Don’t be fearful of criticism

Criticism occurs in every business and industry. If someone is critical it could be for good reason and should be taken seriously. Failure to do so can be damaging for your business. Perhaps your service doesn’t meet their expectations leading to disappointment and frustration. If left unresolved this customer will not return and may also give negative feedback about your business to others, dissuading them from using your service. 

Many people will not criticise, they will simply be annoyed by their bad experience and share this with others. So a criticism should really be used as an opportunity. However a customer highlights a grievance to you, it should be treated with grateful thanks. If you are unaware of a problem, how can you solve it? Criticisms make you aware of something you can fix and should be viewed positively.

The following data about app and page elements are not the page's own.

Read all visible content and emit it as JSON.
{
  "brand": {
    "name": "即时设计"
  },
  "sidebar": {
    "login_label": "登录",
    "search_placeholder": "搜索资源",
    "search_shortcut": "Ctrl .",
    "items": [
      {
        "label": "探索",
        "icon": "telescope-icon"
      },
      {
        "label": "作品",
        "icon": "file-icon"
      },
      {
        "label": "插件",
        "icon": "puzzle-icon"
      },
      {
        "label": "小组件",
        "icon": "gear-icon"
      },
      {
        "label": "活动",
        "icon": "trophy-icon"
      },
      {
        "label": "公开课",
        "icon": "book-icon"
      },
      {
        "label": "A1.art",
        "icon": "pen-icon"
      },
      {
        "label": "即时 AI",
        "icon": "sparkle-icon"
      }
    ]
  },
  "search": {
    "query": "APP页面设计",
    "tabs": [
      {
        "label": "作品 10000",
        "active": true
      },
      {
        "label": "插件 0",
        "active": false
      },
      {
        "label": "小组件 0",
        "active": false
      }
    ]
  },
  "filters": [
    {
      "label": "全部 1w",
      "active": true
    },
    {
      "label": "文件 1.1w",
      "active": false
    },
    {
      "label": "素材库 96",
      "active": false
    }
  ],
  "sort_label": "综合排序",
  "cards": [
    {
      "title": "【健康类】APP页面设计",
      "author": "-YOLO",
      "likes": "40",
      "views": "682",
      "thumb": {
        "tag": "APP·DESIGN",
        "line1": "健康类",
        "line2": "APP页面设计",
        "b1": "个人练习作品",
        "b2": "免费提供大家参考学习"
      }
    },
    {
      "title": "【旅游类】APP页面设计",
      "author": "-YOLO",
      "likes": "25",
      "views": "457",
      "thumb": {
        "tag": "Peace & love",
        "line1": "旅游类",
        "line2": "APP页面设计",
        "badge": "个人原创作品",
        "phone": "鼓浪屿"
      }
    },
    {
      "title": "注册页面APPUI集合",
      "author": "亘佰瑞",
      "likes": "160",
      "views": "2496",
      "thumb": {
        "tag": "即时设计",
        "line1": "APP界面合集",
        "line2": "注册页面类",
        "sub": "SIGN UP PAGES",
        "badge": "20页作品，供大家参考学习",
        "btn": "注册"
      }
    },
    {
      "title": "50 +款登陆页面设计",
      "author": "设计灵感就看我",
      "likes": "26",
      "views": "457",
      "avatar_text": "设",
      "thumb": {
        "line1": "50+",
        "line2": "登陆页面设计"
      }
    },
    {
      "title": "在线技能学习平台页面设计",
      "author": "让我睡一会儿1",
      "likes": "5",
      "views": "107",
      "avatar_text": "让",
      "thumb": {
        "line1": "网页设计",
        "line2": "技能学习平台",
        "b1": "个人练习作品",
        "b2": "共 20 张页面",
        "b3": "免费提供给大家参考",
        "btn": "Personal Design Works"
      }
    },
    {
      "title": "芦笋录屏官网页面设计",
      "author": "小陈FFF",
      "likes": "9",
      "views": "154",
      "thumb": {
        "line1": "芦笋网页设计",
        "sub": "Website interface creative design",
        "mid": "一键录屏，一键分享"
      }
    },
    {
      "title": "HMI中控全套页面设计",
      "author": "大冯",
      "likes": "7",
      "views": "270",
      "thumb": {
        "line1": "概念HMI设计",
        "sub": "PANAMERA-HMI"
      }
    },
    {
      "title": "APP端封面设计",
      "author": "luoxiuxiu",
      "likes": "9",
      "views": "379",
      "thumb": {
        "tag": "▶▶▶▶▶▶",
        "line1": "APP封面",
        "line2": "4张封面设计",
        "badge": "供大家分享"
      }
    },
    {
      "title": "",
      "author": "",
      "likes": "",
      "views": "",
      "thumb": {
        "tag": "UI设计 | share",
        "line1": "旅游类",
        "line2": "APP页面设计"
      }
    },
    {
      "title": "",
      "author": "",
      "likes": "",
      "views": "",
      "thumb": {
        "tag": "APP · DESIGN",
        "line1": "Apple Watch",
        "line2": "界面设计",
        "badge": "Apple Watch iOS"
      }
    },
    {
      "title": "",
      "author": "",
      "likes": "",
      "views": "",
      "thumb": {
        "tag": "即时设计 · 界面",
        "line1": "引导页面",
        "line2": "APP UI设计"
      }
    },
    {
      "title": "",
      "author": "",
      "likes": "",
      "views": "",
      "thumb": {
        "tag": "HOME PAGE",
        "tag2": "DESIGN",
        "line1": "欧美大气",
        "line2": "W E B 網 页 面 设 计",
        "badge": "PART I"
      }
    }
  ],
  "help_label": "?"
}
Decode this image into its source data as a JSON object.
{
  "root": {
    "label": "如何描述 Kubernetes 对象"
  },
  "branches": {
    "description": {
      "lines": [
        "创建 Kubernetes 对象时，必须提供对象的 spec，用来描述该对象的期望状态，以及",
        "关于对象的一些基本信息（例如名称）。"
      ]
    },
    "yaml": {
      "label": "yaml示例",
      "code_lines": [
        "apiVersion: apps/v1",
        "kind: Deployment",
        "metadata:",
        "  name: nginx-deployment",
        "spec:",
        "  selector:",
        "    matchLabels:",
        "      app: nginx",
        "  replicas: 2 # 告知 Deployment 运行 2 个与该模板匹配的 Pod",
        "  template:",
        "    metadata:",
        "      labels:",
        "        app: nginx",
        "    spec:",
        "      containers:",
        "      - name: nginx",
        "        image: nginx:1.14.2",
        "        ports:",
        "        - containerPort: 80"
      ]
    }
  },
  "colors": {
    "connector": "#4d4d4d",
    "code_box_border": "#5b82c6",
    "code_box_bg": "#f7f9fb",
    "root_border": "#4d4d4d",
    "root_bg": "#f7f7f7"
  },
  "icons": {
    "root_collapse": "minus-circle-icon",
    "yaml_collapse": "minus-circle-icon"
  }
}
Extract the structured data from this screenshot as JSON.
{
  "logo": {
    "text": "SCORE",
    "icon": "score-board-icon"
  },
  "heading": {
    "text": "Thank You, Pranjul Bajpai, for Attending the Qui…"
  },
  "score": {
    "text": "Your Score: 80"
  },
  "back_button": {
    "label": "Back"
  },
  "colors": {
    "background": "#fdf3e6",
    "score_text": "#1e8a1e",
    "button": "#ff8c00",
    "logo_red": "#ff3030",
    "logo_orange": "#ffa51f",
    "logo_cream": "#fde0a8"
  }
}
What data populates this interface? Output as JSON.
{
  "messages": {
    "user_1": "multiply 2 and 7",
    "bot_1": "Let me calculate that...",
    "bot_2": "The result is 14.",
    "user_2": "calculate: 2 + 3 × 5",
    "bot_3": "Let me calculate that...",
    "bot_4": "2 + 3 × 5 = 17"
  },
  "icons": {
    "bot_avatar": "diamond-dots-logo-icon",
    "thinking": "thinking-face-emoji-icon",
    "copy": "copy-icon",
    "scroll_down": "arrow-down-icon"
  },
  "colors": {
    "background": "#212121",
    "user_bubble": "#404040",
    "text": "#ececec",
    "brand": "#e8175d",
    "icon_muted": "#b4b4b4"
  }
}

Stay calm

As obvious as this may seem, it can be so easy to give into frustration when it feels someone is attacking you personally. But always keep in mind the person is not really attacking you, it isn’t personal, you are simply the target of their disappointment. Nothing will be achieved by point scoring or trying to ‘win’ an argument. By staying in control of your emotions you show maturity and professionalism. Always remember you are a representative for the business. Keeping your composure and not being drawn into an argument will often calm tensions and the issue can begin to be resolved.

Training 

Engage in Learning provide Customer Service Pathway courses which will help you understand why good customer service should be a crucial part of your business and how you can achieve it. The Satisfy Challenging Customers course will show you how to identify different types of challenging customers and handle them with a calm and professional approach.

Our Satisfying Challenging Customers course can be found here